Paul, which reminds me of the ploy used, for example, to get Ireland to join the EU: Bring it up for a vote, vote fails. Bring it up again. Vote fails again. Bring it up again, and again, and again until it barely passes, then stop.

The same thing with counting votes in Florida, according to Edward G. Robinson in a movie I heard about. Interesting. “We keep counting them until they come out the way we want ‘em to.”

imagine what the Gates, Buffet charity fortune could have been used for…

Same thing it’s used for now: Tax avoidance.

billwald June 29, 2006 at 9:37 pm

“Think of the millions of productive lives that would not have been needlessly lost.”
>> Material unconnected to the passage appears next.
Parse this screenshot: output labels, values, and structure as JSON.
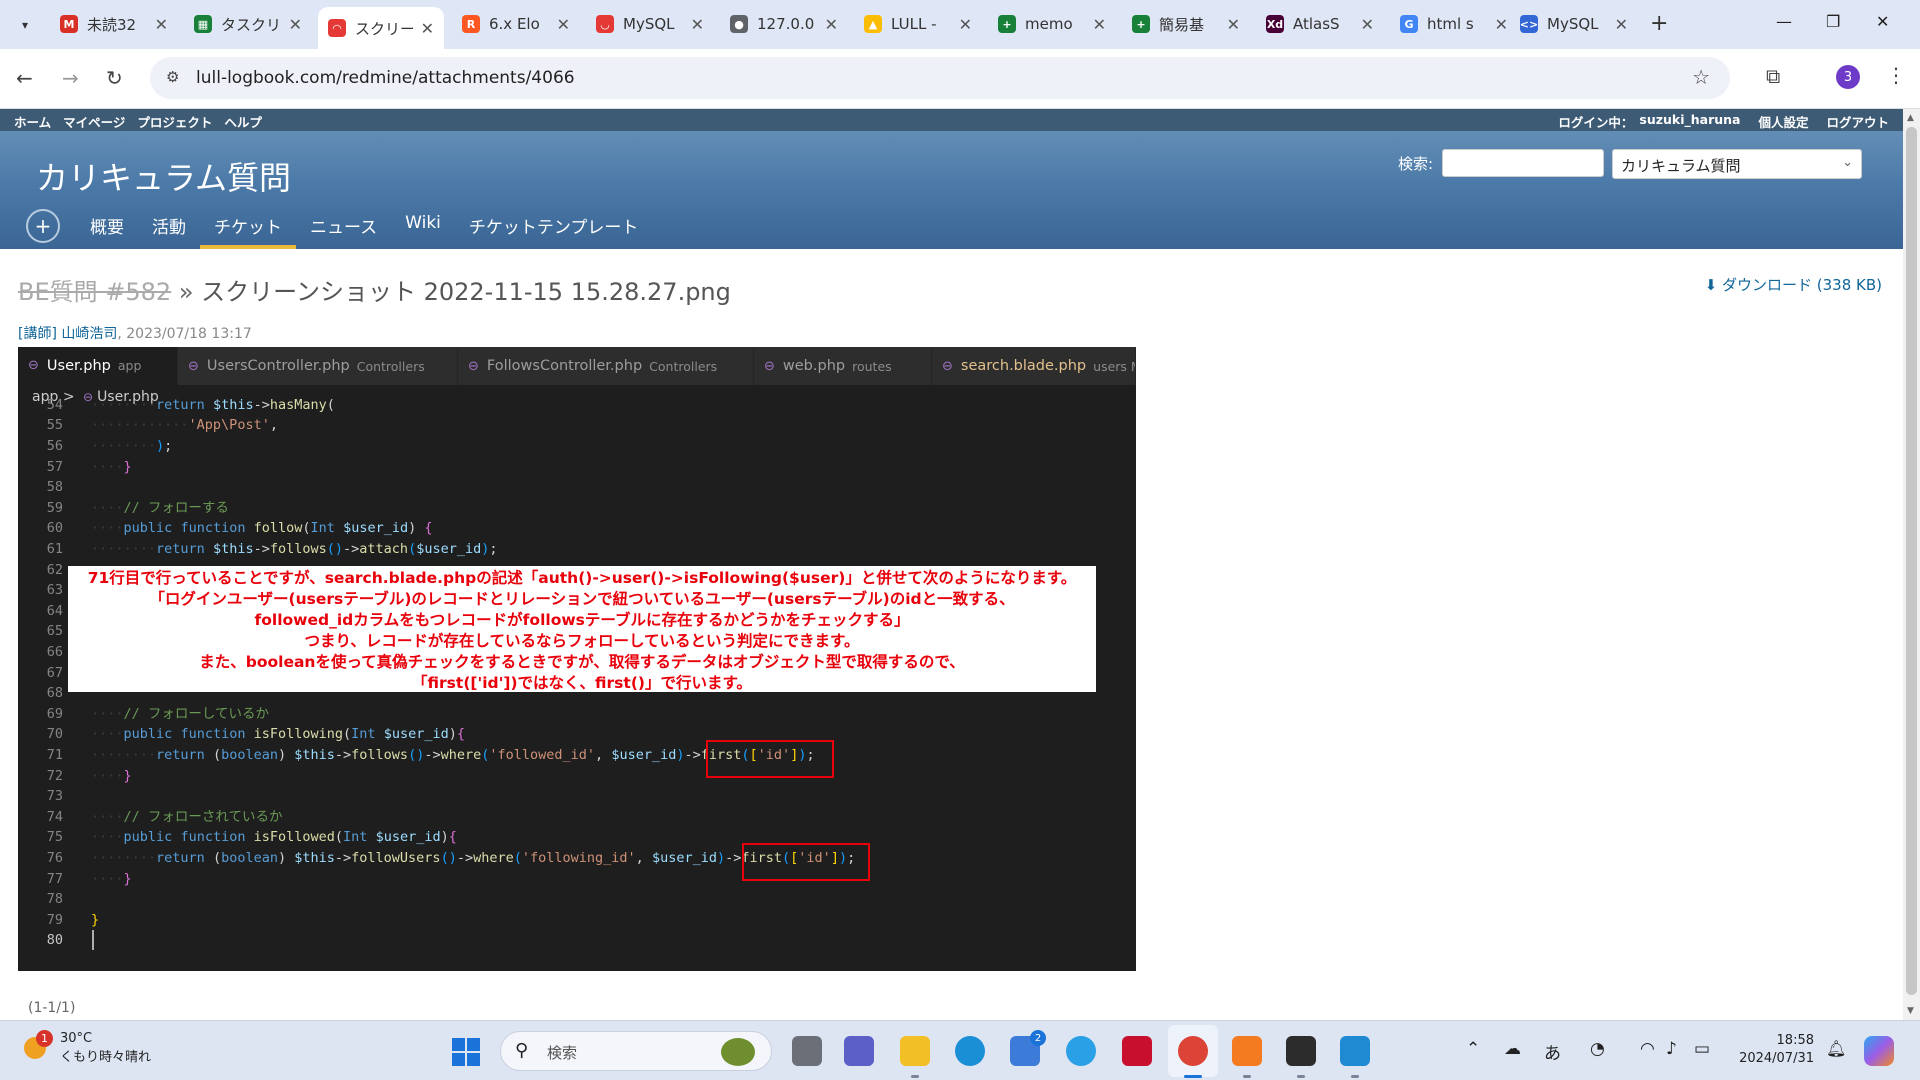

Is speculation. How many of the millions would have been productive?

The irony is that it is the people who “believe in” evolution who worry about the loss of a specie. Don’t they trust nature to come up with a replacement? The good fundimentalist Christians who think that God stopped creating don’t worry about the loss.

Mark June 29, 2006 at 10:32 pm
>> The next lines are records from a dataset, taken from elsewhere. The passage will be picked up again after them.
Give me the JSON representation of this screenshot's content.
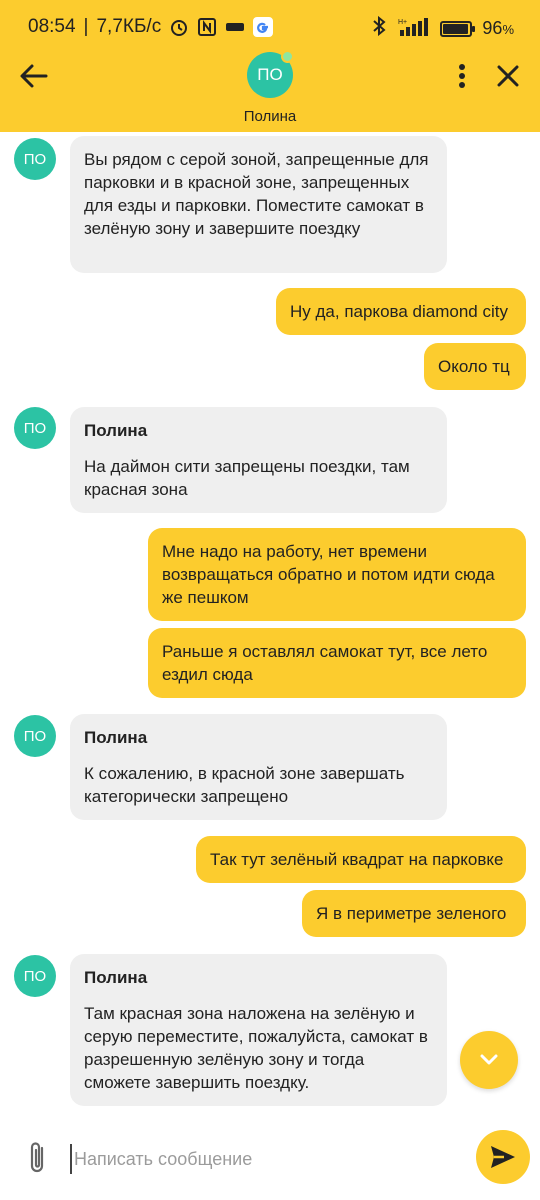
{
  "status_bar": {
    "time": "08:54",
    "speed": "7,7КБ/с",
    "battery": "96",
    "battery_unit": "%",
    "battery_level": 0.96,
    "icons": [
      "alarm-icon",
      "nfc-icon",
      "operator-icon",
      "google-icon",
      "bluetooth-icon",
      "signal-icon",
      "battery-icon"
    ]
  },
  "header": {
    "avatar_initials": "ПО",
    "name": "Полина",
    "icons": [
      "back-arrow-icon",
      "more-vertical-icon",
      "close-icon"
    ]
  },
  "messages": [
    {
      "side": "in",
      "avatar": "ПО",
      "text": "Вы рядом с серой зоной, запрещенные для парковки и в красной зоне, запрещенных для езды и парковки. Поместите самокат в зелёную зону и завершите поездку"
    },
    {
      "side": "out",
      "text": "Ну да, паркова diamond city"
    },
    {
      "side": "out",
      "text": "Около тц"
    },
    {
      "side": "in",
      "avatar": "ПО",
      "sender": "Полина",
      "text": "На даймон сити запрещены поездки, там красная зона"
    },
    {
      "side": "out",
      "text": "Мне надо на работу, нет времени возвращаться обратно и потом идти сюда же пешком"
    },
    {
      "side": "out",
      "text": "Раньше я оставлял самокат тут, все лето ездил сюда"
    },
    {
      "side": "in",
      "avatar": "ПО",
      "sender": "Полина",
      "text": "К сожалению, в красной зоне завершать категорически запрещено"
    },
    {
      "side": "out",
      "text": "Так тут зелёный квадрат на парковке"
    },
    {
      "side": "out",
      "text": "Я в периметре зеленого"
    },
    {
      "side": "in",
      "avatar": "ПО",
      "sender": "Полина",
      "text": "Там красная зона наложена на зелёную и серую переместите, пожалуйста, самокат в разрешенную зелёную зону и тогда сможете завершить поездку."
    }
  ],
  "composer": {
    "placeholder": "Написать сообщение",
    "value": "",
    "icons": [
      "paperclip-icon",
      "send-icon"
    ]
  },
  "colors": {
    "accent": "#fccc2e",
    "avatar": "#2cc3a4",
    "incoming_bubble": "#efefef"
  }
}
Curt:

You don’t get a dollar for dollar tax reduction by donating to charity. Even after taxes, Warren Buffet would have had more money for himself if he had liquidated his $30 billion in wealth and paid the taxes.

Of course, if you are inclined to give to charity, the tax laws do give you more incentive to do so.

Sione June 30, 2006 at 9:21 am

Curt

This is a little off the point but avoiding tax is doing good. Tax is theft after all.

What could the fortune have been used for? Well assuming the owners could avoid having it stolen there are plenty of possibilities. Instead it’s going to be used to solve a problem that should already have been solved.

Billwald

I guess we’ll never know what those people may have produced had they lived. Still, it’s always easier to write off some furrin darkies when at home in civilised, safe, wealthy suburbia. A pity people who are relatively comfortable think like that don’t you think?

So many wasted opportunities…

Sione

billwald July 3, 2006 at 12:50 pm

One of the conspiracy thgeories going around is that our owners – the internationalists – intend to kill off 5 billion or so people with disease and war, leaving sufficient population to serve them.

see some of the links on http://www.coasttocoastam.com

Francisco Torres July 3, 2006 at 3:10 pm

Billwald asks:

Is speculation. How many of the millions would have been productive?

Depends on what you think “productive” means. For me, anything they would do to improve their lives and condition is being productive, and that would have been enough to at least let them use DDT to save their lives.

Eric July 5, 2006 at 4:18 pm

Interesting that in today’s LA times there is a story about how a new DDT study claims developmental problems in 2 year olds of Mexican mothers with high traces of DDT in their system. I wonder if this could have been prompted by Lew’s story.

http://www.latimes.com/news/local/la-me-ddt5jul05,1,6223584.story?coll=la-headlines-california

Comments on this entry are closed.

Previous post:

Next post: